WORK REQUIRED
Copy out every line of the data where the word "JSON" is found.
Top of RECORDS PROVIDED
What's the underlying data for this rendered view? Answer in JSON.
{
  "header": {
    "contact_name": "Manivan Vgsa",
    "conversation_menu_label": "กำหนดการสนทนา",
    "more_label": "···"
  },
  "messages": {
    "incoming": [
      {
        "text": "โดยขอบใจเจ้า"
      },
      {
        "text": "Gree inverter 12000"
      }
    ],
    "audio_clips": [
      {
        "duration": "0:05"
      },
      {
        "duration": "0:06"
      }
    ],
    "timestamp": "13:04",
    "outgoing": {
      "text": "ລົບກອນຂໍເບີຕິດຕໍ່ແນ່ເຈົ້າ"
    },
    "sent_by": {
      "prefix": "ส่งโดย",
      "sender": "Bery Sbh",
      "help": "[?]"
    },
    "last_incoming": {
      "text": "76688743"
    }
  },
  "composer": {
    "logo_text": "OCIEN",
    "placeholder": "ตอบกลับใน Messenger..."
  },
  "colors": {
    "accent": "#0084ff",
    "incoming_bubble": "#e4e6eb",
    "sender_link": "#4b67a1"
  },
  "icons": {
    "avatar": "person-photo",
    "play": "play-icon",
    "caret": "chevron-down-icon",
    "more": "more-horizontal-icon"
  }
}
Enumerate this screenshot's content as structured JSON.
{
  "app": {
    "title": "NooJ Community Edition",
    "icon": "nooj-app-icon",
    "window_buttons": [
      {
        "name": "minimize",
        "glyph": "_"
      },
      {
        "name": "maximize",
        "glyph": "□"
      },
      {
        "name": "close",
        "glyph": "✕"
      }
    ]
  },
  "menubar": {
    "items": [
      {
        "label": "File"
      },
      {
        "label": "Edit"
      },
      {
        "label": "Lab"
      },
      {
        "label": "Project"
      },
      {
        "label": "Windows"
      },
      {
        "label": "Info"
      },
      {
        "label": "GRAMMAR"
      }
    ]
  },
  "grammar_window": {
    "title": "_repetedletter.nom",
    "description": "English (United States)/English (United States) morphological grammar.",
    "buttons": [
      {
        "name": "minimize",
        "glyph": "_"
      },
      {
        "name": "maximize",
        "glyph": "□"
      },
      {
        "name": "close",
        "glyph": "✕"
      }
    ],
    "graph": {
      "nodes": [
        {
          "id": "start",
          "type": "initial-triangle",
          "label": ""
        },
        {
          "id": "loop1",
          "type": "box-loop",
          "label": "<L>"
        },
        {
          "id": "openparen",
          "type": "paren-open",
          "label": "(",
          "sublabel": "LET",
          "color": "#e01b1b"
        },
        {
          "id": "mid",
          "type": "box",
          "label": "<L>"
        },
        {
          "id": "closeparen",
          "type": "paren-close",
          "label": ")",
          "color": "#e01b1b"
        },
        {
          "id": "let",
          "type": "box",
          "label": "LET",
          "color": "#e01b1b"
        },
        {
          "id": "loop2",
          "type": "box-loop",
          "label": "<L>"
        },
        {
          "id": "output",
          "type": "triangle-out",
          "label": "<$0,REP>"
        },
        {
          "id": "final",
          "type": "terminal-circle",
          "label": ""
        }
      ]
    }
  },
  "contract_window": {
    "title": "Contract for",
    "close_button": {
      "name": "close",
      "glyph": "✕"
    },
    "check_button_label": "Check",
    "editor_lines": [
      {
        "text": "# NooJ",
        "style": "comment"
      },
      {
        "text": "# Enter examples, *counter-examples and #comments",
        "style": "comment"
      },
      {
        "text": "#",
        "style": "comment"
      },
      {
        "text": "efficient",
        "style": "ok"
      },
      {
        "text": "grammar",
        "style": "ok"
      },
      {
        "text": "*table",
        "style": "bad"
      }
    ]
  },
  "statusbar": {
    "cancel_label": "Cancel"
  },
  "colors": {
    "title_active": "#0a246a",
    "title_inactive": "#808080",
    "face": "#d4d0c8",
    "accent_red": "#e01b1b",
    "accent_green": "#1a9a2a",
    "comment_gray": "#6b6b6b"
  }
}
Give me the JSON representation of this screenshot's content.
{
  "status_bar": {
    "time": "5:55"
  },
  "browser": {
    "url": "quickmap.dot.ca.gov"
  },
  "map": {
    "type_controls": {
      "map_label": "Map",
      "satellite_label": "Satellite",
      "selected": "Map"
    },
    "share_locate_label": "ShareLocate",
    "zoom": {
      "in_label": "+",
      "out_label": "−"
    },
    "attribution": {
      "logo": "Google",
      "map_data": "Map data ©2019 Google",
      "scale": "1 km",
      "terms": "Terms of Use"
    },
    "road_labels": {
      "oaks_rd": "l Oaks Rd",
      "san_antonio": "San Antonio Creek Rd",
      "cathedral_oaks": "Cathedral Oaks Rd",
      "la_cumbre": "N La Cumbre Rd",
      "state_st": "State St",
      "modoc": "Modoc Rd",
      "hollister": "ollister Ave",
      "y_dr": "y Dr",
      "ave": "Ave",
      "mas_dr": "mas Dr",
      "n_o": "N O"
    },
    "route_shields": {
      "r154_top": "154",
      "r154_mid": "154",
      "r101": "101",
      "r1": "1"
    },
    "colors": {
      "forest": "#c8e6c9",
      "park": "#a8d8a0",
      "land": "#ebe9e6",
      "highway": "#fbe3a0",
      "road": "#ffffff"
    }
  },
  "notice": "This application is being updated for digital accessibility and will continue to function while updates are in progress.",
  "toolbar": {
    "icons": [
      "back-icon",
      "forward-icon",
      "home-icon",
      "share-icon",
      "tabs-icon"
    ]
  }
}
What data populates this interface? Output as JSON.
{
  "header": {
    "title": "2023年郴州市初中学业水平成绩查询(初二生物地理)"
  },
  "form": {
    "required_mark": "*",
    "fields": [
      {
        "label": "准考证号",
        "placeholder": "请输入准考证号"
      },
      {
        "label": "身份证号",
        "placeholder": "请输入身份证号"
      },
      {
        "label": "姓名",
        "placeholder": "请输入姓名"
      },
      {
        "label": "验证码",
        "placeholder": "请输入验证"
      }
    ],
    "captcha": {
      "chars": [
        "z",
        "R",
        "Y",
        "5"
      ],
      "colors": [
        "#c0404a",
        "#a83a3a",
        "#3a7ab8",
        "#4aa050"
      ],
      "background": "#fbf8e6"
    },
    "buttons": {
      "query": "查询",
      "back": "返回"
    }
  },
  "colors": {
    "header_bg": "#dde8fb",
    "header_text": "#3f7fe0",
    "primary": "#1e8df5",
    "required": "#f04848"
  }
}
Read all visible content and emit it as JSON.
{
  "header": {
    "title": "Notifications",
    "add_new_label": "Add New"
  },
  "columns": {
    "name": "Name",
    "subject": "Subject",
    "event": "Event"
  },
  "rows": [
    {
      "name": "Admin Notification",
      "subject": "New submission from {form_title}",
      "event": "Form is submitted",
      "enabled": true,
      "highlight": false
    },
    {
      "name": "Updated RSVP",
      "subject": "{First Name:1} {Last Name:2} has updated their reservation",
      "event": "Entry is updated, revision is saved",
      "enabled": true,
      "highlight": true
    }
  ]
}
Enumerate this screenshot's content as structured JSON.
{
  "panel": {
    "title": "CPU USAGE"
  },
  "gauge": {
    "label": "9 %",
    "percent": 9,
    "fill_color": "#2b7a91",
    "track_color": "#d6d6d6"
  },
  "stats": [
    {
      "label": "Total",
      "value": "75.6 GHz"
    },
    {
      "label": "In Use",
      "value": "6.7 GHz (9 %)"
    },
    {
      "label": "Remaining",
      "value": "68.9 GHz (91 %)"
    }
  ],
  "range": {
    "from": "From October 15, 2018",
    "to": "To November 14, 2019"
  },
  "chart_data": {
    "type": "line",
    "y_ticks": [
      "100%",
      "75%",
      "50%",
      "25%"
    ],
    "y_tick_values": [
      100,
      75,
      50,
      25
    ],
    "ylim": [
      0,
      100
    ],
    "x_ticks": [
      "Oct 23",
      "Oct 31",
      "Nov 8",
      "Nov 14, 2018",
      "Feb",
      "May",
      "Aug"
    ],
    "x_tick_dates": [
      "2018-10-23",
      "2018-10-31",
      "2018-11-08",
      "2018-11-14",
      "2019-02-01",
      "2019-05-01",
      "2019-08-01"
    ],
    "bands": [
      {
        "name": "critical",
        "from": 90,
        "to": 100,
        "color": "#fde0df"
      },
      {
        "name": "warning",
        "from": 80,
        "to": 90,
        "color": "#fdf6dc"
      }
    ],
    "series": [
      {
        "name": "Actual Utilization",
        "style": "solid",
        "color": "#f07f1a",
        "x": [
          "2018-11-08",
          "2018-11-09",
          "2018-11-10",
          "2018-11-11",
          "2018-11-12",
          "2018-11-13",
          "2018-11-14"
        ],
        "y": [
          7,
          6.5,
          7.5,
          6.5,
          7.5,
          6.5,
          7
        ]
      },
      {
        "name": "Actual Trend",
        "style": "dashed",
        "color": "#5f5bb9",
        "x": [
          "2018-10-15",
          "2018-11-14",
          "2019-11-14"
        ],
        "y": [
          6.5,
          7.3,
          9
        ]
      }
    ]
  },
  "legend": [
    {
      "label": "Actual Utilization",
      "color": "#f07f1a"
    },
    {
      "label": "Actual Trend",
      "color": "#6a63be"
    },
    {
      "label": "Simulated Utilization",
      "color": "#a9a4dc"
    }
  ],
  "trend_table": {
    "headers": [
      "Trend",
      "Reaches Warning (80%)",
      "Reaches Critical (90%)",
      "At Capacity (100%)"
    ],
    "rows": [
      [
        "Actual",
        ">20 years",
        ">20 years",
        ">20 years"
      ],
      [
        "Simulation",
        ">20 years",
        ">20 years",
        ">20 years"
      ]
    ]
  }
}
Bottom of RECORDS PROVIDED
YOUR RESPONSE
What's the underlying data for this rendered view? Answer in JSON.
Enumerate this screenshot's content as structured JSON.
Give me the JSON representation of this screenshot's content.
What data populates this interface? Output as JSON.
Read all visible content and emit it as JSON.
Enumerate this screenshot's content as structured JSON.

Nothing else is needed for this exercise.